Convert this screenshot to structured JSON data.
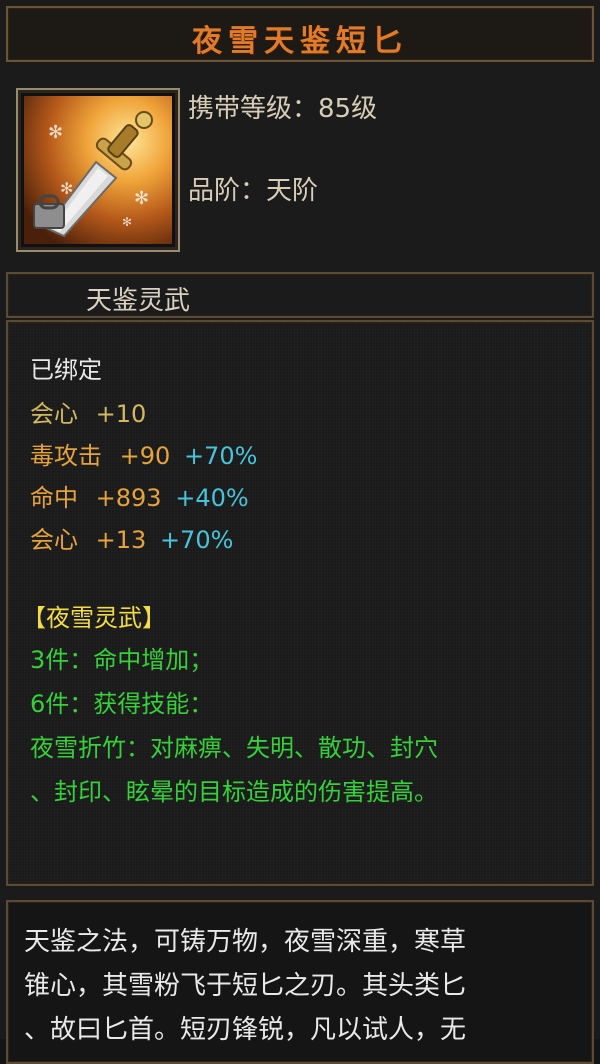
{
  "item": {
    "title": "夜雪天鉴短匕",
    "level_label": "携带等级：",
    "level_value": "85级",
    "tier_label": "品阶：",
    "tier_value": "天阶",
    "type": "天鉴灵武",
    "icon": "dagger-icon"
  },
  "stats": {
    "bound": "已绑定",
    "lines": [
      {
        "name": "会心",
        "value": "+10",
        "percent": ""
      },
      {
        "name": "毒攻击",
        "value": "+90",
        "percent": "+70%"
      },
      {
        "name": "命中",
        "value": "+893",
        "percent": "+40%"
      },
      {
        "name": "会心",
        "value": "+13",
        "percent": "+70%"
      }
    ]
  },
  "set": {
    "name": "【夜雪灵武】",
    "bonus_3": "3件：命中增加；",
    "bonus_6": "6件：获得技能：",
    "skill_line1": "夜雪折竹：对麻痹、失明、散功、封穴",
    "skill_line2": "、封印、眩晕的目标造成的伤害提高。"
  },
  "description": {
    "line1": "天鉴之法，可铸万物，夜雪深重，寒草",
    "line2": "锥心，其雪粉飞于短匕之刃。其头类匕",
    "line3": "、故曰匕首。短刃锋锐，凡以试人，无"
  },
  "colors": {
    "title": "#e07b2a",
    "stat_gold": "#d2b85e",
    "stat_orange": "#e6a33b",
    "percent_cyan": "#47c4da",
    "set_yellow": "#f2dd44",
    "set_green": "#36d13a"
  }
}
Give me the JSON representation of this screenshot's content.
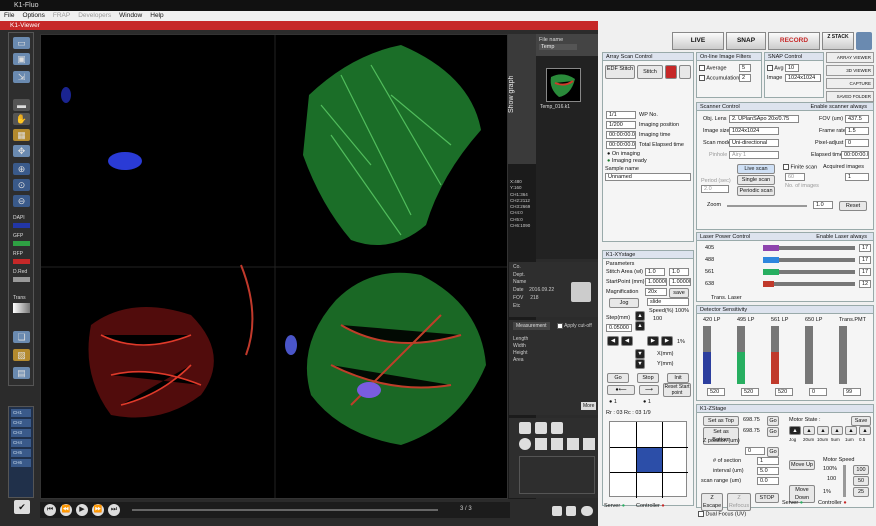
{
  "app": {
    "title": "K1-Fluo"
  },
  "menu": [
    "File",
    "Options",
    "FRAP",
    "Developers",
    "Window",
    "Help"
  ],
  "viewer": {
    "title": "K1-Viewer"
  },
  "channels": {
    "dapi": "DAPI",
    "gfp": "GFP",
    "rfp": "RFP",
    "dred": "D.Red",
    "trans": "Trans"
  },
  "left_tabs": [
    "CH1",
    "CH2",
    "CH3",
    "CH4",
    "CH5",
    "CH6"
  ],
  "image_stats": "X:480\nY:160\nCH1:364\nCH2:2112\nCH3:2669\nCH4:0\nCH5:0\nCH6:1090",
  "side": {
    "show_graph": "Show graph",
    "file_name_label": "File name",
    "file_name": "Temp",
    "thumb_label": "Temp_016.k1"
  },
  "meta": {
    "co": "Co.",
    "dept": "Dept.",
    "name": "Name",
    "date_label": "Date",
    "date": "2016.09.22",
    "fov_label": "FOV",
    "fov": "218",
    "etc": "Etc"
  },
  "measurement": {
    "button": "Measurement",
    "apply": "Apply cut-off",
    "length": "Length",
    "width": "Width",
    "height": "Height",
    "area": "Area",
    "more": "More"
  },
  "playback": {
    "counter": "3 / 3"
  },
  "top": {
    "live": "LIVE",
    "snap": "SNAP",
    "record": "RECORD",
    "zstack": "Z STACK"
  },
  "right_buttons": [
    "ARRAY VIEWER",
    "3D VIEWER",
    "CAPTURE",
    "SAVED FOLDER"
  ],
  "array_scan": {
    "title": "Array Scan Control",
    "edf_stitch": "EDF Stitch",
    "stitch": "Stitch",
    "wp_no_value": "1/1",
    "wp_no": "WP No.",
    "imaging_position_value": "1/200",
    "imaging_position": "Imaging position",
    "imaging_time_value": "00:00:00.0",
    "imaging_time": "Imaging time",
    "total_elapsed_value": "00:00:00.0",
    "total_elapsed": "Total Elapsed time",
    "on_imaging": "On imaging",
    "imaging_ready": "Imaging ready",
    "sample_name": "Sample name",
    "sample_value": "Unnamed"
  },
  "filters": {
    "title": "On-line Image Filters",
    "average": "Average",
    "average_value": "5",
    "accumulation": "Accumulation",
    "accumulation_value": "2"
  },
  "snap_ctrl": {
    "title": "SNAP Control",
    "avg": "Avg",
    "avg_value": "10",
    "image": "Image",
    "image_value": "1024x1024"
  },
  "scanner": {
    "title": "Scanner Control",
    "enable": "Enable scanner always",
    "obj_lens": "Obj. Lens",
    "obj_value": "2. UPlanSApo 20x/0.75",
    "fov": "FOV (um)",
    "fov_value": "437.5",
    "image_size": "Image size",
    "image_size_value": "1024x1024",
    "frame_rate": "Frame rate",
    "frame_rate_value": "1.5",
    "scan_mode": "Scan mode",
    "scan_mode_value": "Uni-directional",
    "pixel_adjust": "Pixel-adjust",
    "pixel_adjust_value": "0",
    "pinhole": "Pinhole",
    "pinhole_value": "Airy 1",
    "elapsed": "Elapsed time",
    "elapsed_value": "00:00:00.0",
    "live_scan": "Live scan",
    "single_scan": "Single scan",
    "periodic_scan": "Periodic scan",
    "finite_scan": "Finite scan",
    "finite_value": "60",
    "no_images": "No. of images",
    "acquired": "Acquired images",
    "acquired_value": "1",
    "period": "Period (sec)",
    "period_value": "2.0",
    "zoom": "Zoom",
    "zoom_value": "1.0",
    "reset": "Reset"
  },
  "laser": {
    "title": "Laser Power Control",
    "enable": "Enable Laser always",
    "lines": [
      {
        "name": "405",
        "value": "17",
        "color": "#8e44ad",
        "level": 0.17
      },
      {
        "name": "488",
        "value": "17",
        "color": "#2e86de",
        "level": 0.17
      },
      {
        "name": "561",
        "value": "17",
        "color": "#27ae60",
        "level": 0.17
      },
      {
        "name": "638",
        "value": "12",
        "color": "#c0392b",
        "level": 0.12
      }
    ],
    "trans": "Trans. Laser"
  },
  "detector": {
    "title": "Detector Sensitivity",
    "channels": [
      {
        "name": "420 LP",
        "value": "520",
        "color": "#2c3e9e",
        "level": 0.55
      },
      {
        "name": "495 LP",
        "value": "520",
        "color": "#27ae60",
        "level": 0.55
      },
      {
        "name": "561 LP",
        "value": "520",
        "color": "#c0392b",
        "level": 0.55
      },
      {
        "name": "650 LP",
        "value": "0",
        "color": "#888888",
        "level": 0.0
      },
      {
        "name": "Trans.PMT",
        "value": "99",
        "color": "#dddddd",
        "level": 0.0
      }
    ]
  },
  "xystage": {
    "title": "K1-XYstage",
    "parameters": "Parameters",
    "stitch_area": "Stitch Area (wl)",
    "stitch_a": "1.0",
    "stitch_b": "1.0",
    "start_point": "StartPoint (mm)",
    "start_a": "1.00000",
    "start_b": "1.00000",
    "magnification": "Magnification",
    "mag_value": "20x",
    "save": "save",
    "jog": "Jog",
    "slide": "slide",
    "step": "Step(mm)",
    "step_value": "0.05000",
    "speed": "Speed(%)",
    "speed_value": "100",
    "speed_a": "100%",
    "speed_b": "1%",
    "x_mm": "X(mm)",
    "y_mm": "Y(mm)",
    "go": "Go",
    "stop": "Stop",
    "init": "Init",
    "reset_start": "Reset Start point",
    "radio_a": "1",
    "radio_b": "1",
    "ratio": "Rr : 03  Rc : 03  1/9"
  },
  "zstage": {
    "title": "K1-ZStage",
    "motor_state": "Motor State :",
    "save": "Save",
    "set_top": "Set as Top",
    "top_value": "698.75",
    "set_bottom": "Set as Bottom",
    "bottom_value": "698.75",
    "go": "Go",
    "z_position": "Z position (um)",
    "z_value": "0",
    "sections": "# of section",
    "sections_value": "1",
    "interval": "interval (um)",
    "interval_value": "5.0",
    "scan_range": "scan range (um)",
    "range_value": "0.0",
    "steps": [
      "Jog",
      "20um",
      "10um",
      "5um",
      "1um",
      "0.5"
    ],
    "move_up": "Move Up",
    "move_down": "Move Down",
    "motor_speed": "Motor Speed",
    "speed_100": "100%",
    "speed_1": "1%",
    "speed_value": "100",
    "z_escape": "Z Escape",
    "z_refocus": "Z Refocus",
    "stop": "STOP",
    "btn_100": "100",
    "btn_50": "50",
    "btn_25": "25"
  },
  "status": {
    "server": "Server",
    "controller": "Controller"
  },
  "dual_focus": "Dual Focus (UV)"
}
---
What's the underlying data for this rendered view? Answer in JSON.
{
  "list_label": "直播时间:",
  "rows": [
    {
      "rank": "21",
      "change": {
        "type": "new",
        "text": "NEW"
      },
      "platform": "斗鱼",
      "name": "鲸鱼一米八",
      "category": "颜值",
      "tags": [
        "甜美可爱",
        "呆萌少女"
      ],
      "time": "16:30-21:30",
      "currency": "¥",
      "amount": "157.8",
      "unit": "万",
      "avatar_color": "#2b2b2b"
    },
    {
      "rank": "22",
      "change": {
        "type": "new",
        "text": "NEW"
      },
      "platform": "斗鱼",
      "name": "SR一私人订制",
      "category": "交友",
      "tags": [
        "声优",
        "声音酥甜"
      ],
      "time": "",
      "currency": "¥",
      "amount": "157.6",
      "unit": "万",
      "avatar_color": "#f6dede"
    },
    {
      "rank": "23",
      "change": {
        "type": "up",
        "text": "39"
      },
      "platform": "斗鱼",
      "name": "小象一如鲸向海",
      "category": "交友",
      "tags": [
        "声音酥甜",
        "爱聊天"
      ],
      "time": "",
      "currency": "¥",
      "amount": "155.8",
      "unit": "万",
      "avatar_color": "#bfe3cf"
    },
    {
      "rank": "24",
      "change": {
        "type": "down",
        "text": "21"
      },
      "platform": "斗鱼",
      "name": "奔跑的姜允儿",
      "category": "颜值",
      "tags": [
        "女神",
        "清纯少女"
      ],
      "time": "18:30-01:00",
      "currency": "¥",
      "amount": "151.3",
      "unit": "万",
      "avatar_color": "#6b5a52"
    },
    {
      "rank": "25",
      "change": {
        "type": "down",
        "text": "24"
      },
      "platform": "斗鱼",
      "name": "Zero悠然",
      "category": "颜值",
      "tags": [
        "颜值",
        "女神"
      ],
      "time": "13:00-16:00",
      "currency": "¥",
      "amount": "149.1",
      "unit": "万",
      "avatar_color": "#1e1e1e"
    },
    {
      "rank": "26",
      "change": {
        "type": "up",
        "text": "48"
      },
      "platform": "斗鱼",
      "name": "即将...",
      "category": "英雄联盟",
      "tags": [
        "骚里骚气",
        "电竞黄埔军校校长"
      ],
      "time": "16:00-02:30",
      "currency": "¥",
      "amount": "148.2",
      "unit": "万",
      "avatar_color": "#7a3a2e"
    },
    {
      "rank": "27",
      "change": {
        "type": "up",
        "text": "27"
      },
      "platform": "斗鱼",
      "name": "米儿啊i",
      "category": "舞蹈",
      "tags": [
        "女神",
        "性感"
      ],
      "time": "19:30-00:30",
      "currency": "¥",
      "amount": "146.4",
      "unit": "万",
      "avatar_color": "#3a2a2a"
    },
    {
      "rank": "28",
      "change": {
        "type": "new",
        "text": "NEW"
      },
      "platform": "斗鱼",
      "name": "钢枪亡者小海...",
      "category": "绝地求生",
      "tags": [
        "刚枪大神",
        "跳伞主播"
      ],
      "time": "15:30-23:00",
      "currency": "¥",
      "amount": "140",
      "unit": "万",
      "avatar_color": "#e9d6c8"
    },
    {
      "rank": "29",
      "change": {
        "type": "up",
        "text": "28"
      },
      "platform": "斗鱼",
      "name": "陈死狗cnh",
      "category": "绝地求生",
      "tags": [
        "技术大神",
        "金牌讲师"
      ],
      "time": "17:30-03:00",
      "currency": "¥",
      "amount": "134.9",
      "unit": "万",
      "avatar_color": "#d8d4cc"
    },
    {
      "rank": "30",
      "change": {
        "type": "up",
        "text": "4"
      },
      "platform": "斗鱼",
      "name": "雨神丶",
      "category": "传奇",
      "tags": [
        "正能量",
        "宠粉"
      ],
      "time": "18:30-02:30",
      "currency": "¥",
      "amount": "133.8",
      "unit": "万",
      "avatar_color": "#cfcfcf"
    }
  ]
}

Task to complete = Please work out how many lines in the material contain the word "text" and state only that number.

Task solution = 10